Material provided
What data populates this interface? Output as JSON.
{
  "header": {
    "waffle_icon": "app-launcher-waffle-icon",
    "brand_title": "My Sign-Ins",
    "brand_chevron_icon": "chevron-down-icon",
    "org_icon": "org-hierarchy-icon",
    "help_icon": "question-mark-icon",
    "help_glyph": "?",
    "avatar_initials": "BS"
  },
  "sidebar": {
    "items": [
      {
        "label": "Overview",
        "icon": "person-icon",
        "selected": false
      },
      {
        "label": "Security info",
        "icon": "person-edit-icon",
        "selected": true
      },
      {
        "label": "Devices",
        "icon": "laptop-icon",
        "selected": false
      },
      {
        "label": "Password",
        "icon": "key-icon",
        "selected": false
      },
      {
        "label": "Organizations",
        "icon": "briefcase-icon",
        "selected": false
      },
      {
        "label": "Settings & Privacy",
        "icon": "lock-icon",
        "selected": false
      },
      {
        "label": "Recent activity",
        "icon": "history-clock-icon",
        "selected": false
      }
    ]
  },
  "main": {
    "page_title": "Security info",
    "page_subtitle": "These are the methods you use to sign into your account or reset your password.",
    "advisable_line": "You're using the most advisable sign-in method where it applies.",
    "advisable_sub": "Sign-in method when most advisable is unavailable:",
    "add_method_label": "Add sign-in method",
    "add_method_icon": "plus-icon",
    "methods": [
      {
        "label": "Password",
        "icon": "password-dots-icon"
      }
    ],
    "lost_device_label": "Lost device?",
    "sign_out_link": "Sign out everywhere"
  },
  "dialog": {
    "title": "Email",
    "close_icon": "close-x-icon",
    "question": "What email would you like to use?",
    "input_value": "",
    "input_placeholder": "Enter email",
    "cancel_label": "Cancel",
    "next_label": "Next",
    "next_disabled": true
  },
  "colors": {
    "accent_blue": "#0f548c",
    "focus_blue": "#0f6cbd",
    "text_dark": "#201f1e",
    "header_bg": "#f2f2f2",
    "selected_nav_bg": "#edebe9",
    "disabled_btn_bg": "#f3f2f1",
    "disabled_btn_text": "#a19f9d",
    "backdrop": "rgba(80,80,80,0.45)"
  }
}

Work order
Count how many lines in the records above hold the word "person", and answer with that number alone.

Written solution
2